N.D.— Firefighters have stopped a wildfire from spreading in the western North Dakota tourist town of Medora, where its 100 residents were forced to evacuate, officials said.
There were no immediate reports of injuries or damaged structures in the community, which is on the doorstep of Theodore Roosevelt National Park. Crews spared the Burning Hills Amphitheatre, home to the Medora Musical.
The blaze, which has consumed about 15 square miles (38 square kilometers), started a few miles southwest of the city Thursday, with the wind blowing the flames toward the community, according to Misty Hayes, Medora district ranger for the Little Missouri National Grassland.
Officials said Thursday night that crews had stopped the blaze from spreading, the Bismarck Tribune reported.
North Dakota Gov. Doug Burgum declared a statewide fire emergency Thursday because of drought conditions.

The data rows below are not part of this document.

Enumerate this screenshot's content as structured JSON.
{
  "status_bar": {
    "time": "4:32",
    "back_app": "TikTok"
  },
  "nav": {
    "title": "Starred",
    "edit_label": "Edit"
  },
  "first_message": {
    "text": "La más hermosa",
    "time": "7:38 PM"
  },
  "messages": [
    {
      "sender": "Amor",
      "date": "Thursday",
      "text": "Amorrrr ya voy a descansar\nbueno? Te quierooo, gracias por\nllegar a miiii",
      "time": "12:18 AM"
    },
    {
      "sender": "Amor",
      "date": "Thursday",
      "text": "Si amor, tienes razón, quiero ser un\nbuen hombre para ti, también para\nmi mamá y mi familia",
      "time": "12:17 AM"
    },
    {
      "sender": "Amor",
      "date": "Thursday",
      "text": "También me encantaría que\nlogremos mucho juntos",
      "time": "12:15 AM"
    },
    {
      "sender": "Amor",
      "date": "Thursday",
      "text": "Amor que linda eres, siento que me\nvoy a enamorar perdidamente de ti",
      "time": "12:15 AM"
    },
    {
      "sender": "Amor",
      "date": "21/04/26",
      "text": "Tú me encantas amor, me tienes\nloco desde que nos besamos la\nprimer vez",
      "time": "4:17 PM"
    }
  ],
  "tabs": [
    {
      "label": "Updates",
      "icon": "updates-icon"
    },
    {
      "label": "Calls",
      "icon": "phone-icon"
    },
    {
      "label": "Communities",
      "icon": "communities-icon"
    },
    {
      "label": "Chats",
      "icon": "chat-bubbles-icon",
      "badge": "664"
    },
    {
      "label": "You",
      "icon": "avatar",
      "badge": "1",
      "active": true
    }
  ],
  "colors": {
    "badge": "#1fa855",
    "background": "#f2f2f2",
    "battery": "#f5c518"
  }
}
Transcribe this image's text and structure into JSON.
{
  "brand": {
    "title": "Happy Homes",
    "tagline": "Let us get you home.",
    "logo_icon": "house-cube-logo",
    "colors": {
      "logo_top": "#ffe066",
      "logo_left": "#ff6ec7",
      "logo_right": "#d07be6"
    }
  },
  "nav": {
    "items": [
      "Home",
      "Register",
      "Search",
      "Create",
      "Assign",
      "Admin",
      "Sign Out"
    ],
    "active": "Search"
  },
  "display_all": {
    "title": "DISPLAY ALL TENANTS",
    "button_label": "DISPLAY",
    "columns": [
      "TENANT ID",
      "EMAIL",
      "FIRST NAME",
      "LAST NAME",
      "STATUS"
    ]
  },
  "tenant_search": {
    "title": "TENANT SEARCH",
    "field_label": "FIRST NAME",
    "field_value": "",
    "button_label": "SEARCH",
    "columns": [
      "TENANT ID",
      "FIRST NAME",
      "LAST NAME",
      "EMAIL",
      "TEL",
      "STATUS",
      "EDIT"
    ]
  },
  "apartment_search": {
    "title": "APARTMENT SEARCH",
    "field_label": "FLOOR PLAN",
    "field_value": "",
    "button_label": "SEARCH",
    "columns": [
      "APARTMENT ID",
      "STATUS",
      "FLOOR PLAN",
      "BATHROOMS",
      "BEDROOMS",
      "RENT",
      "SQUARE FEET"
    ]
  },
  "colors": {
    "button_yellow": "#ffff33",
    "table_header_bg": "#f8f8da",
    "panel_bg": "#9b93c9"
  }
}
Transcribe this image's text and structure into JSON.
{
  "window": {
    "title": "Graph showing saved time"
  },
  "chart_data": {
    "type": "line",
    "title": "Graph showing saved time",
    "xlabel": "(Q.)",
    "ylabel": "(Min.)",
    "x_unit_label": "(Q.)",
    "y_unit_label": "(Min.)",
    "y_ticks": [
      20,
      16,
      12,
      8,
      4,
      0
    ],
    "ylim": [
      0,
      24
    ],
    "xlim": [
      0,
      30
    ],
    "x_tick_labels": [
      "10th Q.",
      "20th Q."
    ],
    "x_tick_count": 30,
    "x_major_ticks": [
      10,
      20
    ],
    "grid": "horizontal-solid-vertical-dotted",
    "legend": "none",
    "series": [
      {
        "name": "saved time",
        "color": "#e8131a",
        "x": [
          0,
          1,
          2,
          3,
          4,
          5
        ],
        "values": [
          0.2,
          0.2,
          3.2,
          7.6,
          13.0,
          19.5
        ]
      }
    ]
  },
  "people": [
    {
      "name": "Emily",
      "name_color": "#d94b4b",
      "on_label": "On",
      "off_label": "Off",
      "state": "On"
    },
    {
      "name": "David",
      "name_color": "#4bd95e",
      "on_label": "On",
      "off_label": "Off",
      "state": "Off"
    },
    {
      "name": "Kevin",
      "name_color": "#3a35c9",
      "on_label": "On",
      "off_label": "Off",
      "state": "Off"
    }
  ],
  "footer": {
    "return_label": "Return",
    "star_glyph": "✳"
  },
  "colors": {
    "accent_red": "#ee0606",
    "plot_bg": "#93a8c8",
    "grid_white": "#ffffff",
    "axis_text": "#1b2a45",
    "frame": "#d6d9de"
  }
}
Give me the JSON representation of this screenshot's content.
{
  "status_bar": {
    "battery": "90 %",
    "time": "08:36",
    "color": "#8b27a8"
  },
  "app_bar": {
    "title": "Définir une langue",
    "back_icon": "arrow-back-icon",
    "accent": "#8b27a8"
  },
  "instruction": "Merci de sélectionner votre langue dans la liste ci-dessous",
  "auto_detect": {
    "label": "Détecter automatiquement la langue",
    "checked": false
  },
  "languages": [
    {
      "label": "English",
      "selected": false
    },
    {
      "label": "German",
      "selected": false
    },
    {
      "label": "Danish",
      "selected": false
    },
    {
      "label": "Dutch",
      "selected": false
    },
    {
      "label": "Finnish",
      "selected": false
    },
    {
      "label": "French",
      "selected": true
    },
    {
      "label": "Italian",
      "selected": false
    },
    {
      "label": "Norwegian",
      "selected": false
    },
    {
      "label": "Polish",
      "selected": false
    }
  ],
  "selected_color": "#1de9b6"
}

Burgum said the North Dakota National Guard would deploy two Black Hawk helicopters to assist in battling the Medora blaze. Multiple agencies responded to the fire. A 45-mile (72-kilometer) stretch of Interstate 94, from Belfield to Beach, was temporarily closed but reopened Thursday night.
The state has seen a growing number of wildfires with extreme drought conditions across the state. Burgum had placed the National Guard on standby earlier Thursday.
The fire began shortly before 1:30 p.m. local time, according to Billings County Chief Deputy Maj. Dean Wyckoff.
“It was an electrical line that sagged and arced and started the fire,” he said.
The National Drought Mitigation Center report shows nearly half the state is seeing drought conditions. The North Dakota Forest Service has tracked than 140 wildfires that have burned over 46 square miles (120 square kilometers).
In South Dakota, a wildfire threatened homes in Pennington County this week forcing residents in more than 400 houses to evacuate. The Sheriff’s Office said Thursday most evacuations have been lifted in the Nemo area.
Mount Rushmore National Memorial reopened Thursday after it was closed because of the spreading wildfire.